*** DATASET ENTRIES Section Begins ***

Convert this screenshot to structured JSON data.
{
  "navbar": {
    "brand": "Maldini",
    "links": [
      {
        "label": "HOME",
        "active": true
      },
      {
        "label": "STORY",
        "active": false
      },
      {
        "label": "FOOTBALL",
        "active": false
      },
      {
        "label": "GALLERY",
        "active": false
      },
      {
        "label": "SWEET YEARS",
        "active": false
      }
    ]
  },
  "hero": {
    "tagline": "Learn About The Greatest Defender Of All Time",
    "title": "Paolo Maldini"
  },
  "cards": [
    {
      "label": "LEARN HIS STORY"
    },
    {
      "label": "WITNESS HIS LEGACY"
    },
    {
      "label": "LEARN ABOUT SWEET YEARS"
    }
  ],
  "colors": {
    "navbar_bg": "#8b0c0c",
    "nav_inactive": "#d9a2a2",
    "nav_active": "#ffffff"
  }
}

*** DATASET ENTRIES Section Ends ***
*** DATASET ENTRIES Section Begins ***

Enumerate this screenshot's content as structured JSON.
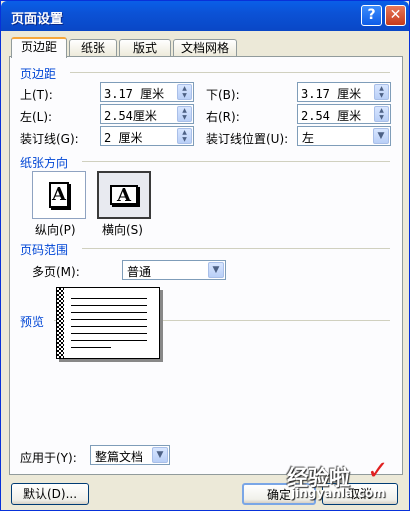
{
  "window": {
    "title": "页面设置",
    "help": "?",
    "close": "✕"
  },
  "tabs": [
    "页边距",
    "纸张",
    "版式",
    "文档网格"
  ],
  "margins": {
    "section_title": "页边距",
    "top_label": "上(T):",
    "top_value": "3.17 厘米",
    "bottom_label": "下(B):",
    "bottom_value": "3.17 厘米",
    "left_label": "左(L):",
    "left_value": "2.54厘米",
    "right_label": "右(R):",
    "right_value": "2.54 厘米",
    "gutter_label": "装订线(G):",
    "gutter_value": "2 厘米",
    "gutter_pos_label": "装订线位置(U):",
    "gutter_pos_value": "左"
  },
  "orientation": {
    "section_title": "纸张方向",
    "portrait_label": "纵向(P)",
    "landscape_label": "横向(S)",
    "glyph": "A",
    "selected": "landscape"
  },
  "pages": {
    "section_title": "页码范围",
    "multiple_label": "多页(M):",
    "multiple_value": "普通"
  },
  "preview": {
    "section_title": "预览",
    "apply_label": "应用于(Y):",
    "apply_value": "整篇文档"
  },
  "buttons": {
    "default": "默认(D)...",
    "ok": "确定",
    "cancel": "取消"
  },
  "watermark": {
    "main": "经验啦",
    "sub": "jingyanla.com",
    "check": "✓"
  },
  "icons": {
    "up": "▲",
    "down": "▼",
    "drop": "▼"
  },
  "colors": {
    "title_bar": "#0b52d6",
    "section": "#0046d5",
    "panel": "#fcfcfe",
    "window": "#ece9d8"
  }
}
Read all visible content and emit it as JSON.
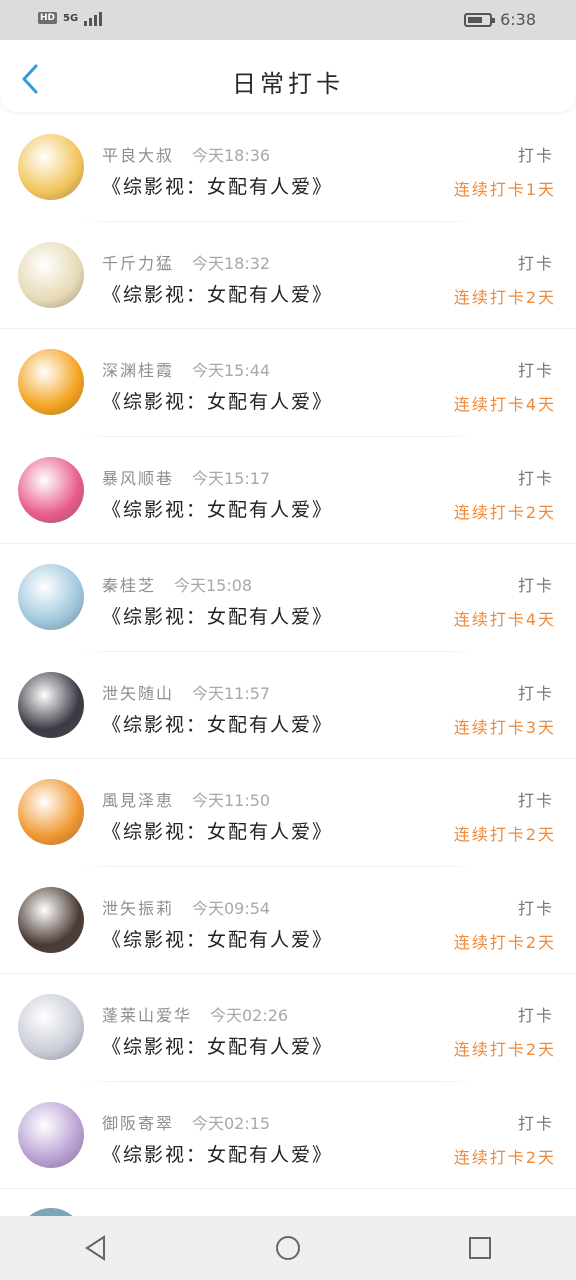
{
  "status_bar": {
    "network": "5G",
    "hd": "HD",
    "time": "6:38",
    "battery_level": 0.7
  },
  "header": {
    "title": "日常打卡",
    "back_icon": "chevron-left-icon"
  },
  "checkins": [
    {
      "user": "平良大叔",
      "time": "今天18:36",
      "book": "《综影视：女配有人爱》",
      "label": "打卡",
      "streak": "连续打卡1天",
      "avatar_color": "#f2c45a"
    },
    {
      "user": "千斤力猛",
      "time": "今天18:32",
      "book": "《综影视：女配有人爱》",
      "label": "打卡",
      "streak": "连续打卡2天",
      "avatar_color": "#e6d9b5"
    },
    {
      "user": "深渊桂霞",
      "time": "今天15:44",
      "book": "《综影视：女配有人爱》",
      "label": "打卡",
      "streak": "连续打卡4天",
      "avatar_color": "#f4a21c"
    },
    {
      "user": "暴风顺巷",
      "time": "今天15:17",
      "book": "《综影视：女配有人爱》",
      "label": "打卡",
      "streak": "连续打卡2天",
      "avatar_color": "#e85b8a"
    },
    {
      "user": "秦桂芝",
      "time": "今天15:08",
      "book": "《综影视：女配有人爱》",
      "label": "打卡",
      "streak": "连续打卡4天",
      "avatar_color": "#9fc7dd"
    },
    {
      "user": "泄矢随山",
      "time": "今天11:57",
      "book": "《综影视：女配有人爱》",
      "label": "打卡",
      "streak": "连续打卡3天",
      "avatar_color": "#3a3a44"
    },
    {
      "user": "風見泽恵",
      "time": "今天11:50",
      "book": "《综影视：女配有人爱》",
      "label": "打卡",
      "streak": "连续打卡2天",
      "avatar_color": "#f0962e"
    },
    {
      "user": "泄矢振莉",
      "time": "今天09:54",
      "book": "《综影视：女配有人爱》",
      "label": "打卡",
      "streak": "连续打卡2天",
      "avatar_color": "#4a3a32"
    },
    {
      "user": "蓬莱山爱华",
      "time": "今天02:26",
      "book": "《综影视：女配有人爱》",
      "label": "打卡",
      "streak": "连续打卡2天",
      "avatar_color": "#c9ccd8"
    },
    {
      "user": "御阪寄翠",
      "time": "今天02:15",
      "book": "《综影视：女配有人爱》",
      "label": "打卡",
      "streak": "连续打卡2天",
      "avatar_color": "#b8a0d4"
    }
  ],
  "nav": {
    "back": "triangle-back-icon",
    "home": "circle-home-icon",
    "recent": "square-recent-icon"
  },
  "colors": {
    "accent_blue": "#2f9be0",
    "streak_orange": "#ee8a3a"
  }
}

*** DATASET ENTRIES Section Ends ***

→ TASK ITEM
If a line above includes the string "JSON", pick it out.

→ PROBLEM SOLUTION
Convert this screenshot to structured JSON data.
Enumerate this screenshot's content as structured JSON.
Read all visible content and emit it as JSON.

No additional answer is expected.